(Web page and app entries)
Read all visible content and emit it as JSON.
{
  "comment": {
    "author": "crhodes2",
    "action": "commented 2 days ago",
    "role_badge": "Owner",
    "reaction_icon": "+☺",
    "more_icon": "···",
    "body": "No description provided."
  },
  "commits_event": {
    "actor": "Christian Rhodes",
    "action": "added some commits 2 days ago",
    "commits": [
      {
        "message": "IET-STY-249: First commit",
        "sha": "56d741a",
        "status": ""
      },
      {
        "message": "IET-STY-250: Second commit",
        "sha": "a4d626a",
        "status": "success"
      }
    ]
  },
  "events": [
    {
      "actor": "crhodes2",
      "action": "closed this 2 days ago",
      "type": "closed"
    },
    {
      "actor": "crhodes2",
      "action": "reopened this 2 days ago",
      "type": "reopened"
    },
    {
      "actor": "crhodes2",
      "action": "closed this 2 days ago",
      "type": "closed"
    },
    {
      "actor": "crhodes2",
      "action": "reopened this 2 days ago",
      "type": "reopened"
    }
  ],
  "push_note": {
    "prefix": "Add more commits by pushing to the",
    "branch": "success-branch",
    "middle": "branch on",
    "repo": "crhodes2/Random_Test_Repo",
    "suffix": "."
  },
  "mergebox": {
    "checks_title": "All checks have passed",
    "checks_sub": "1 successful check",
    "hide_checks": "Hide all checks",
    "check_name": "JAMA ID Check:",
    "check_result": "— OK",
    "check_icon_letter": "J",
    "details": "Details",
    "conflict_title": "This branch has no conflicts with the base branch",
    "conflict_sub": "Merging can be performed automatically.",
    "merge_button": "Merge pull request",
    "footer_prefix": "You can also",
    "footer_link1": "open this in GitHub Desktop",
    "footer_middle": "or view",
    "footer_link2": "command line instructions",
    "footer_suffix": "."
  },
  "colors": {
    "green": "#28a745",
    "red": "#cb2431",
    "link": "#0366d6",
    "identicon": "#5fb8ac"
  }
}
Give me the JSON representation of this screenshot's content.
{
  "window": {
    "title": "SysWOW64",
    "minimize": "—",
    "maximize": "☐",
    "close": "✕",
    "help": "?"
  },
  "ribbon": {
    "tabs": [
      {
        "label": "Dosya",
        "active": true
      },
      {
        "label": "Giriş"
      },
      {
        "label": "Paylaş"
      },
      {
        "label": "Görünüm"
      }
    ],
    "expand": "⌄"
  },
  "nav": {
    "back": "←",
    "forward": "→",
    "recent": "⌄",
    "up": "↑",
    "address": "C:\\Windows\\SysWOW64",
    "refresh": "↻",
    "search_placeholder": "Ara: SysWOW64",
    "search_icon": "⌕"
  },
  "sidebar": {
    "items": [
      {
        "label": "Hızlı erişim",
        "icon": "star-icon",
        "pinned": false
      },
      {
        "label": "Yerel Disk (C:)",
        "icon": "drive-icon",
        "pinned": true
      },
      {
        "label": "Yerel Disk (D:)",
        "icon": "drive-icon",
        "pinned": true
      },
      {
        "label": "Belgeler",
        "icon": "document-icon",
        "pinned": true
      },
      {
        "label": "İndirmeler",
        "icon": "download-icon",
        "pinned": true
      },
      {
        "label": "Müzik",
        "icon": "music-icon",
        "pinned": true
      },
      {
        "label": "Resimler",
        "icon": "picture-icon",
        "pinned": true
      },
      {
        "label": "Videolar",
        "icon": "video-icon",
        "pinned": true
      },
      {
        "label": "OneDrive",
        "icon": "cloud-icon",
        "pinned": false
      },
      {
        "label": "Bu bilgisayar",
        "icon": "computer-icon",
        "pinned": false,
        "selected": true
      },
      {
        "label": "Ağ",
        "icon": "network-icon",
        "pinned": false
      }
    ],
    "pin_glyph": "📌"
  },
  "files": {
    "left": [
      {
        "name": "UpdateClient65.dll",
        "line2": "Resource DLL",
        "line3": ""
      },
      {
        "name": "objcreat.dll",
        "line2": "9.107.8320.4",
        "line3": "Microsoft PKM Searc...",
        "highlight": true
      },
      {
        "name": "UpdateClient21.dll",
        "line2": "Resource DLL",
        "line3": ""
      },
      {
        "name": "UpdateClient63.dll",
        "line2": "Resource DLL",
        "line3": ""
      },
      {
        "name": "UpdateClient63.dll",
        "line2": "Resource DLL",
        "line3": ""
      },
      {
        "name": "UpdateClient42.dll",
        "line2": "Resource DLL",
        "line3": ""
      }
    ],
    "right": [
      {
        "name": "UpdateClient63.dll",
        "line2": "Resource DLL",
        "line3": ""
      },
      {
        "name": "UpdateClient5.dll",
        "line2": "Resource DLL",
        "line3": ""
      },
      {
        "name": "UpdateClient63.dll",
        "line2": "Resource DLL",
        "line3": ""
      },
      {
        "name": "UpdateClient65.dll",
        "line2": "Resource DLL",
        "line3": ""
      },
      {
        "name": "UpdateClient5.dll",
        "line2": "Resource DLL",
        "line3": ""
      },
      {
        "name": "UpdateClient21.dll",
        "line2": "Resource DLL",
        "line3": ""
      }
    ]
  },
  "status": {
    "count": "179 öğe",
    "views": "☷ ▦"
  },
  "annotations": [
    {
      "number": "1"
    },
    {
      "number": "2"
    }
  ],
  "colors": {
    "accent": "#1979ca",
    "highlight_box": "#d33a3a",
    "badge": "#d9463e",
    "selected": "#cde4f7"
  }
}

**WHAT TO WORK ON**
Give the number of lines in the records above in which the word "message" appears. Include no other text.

**REPLY TO THE TASK**
2